Green energy, wind, solar and water power, combined with conservation, new building codes which require new homes to be energy self-sufficient, and the kind of resolve that saw us through two world wars could see this problem solved in the next 25 years. Do we have a choice?

[David Attenborough]
We are a flexible and innovative species and we have the capacity to adapt and modify our behavior. Now, we most certainly have to do so if we're to deal with climate change. It's the biggest challenge we have yet faced.

[Bill Nye]
The same thing that keeps the Earth warm
May make the Earth too warm
It holds in heat

Methane, Chloroflourocarbons, water vapor and
Carbon dioxide - they all trap heat

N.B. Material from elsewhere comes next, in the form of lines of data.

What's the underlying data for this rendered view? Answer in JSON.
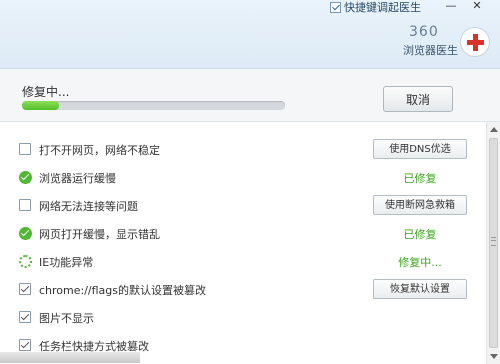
{
  "header": {
    "shortcut_label": "快捷键调起医生",
    "brand_number": "360",
    "brand_name": "浏览器医生",
    "minimize": "—",
    "close": "✕"
  },
  "progress": {
    "status_text": "修复中...",
    "percent": 14,
    "cancel_label": "取消"
  },
  "items": [
    {
      "icon": "checkbox",
      "label": "打不开网页，网络不稳定",
      "action": "使用DNS优选",
      "type": "button"
    },
    {
      "icon": "ok",
      "label": "浏览器运行缓慢",
      "action": "已修复",
      "type": "status"
    },
    {
      "icon": "checkbox",
      "label": "网络无法连接等问题",
      "action": "使用断网急救箱",
      "type": "button"
    },
    {
      "icon": "ok",
      "label": "网页打开缓慢，显示错乱",
      "action": "已修复",
      "type": "status"
    },
    {
      "icon": "spinner",
      "label": "IE功能异常",
      "action": "修复中...",
      "type": "status"
    },
    {
      "icon": "checked",
      "label": "chrome://flags的默认设置被篡改",
      "action": "恢复默认设置",
      "type": "button"
    },
    {
      "icon": "checked",
      "label": "图片不显示",
      "action": "",
      "type": "none"
    },
    {
      "icon": "checked",
      "label": "任务栏快捷方式被篡改",
      "action": "",
      "type": "none"
    }
  ]
}
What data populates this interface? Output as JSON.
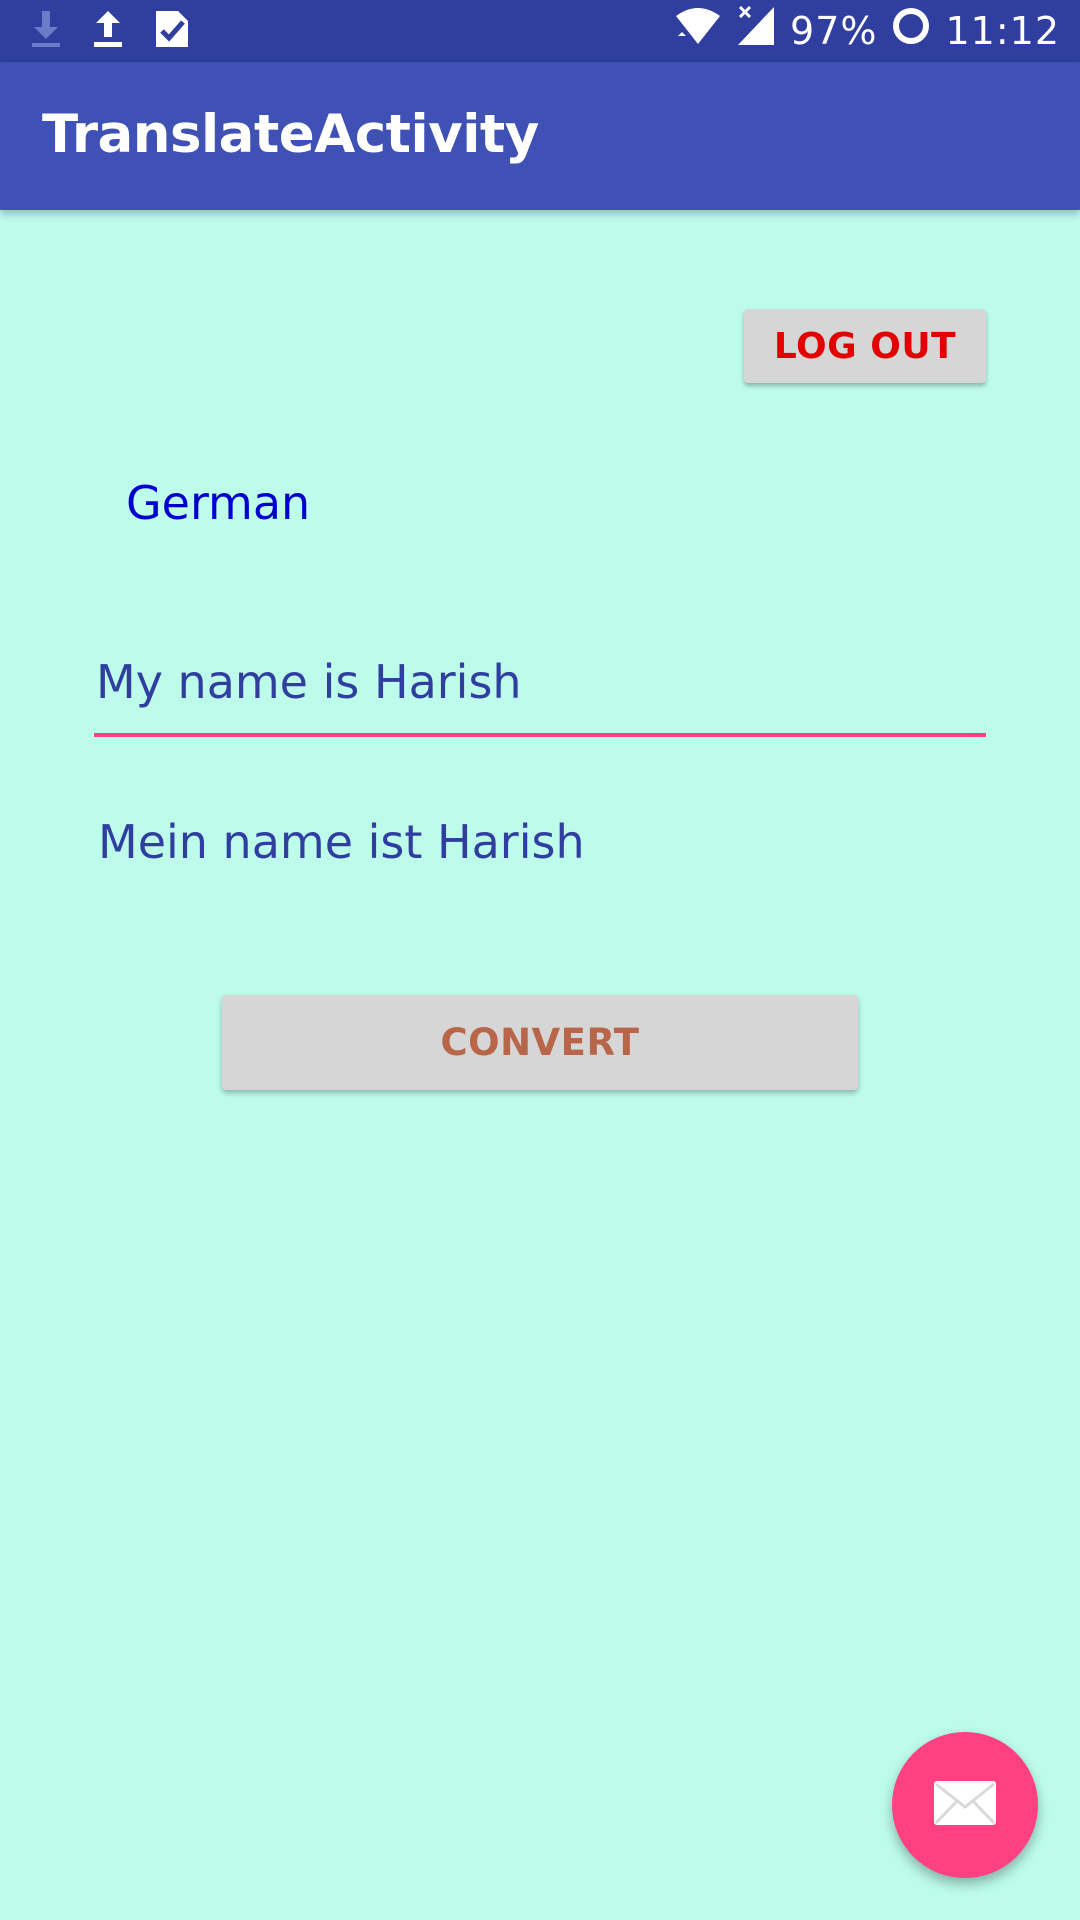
{
  "status_bar": {
    "battery": "97%",
    "time": "11:12",
    "icons": [
      "download-icon",
      "upload-icon",
      "task-done-icon",
      "wifi-icon",
      "cellular-no-signal-icon",
      "battery-icon"
    ]
  },
  "app_bar": {
    "title": "TranslateActivity"
  },
  "logout_button": {
    "label": "LOG OUT"
  },
  "language": {
    "label": "German"
  },
  "input": {
    "value": "My name is Harish"
  },
  "output": {
    "text": "Mein name ist Harish"
  },
  "convert_button": {
    "label": "CONVERT"
  },
  "fab": {
    "icon": "mail-icon"
  },
  "colors": {
    "background": "#BDFCEB",
    "status_bar": "#303F9F",
    "app_bar": "#3F51B5",
    "accent": "#FF4081",
    "logout_text": "#E30000",
    "convert_text": "#B8664A",
    "language_text": "#0000CC",
    "body_text": "#303F9F"
  }
}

[Isaac Asimov]
It is important that the world get together
To face the problems which attack us as a unit

[Richard Alley]
The evidence is clear

The globe is getting too warm

We can avoid climate catastrophies
We can do this

We can change the world

Science offers us answers
To these huge challenges]

It's one global ecosystem

We can do this

We can change the world

Every single thing every one of us does
Affects everybody all over the world
It's one global ecosystem

Warm, wet, cold or dry
Climates all start in the sky

When the C02 is high, the temperature is high
Moving together in lock step
When the C02 is low, the temperature is low
Moving together


[Richard Alley]
Our use of fossil fuels for energy is pushing us towards a climate
unlike any seen in the history of civilization

Adding carbon dioxide to the atmosphere
Warms things up
The rise in C02
Comes from burning fossil fuels

When you burn them, add oxygen
That makes C02 that goes in the air
We're reversing the process by which they formed

We're talking about something
That affects the entire Earth
Problems that transcend nations